After six years of work to establish its recommendations and encourage adoption, it considered the ISSB standards developed by the International Financial Reporting Standards Foundation (IFRS) as “the culmination” of its work. 

The end of the TCFD

Since 2017, the TCFD has become the world’s leading climate reporting framework, inspiring the development of standards like the ISSB’s, as well as legislation such as the CSRD and California’s landmark climate disclosure regulation

Sitting under the Financial Stability Board (FSB), the Task Force managed to grow corporate support for its climate-related disclosure recommendations from just 100 CEOs in 2017 to 2,600 in 2021. Today, 97 of the 100 largest companies in the world have declared support for the TCFD, report in line with the TCFD recommendations, or both, the Task Force noted in a statement.

Commenting on the final report,  Graeme Pitkethly, TCFD Vice Chair and Chief Financial Officer of Unilever, said: “The TCFD has emerged as a beacon of clarity in an era of unprecedented environmental challenges. Its importance lies not just in the numbers and reports, but in the transformative power it unleashes upon businesses and industries worldwide. By providing a common language for disclosing climate risks and opportunities, the TCFD has enabled companies to navigate the complexities of a rapidly changing world, fostering resilience, and unlocking sustainable growth.”

With the TCFD’s work coming to a close, the FSB has asked the ISSB to take over the work of monitoring progress on corporate reporting of climate-related financial risks as of next year.
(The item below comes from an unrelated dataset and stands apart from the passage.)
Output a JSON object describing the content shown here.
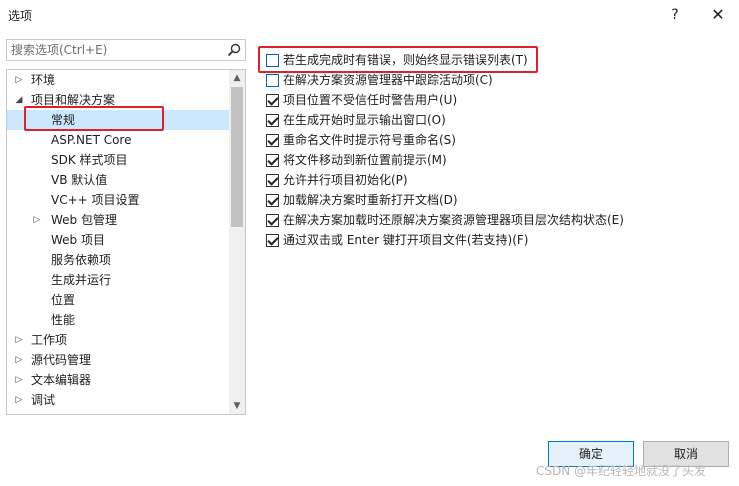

On its side, the FSB will continue to work with the ISSB and other relevant bodies to promote “the timely and wide use of the [ISSB] standards among its jurisdictions”, the Board noted in its 2023 Progress Report on Climate-Related Disclosures, published last week.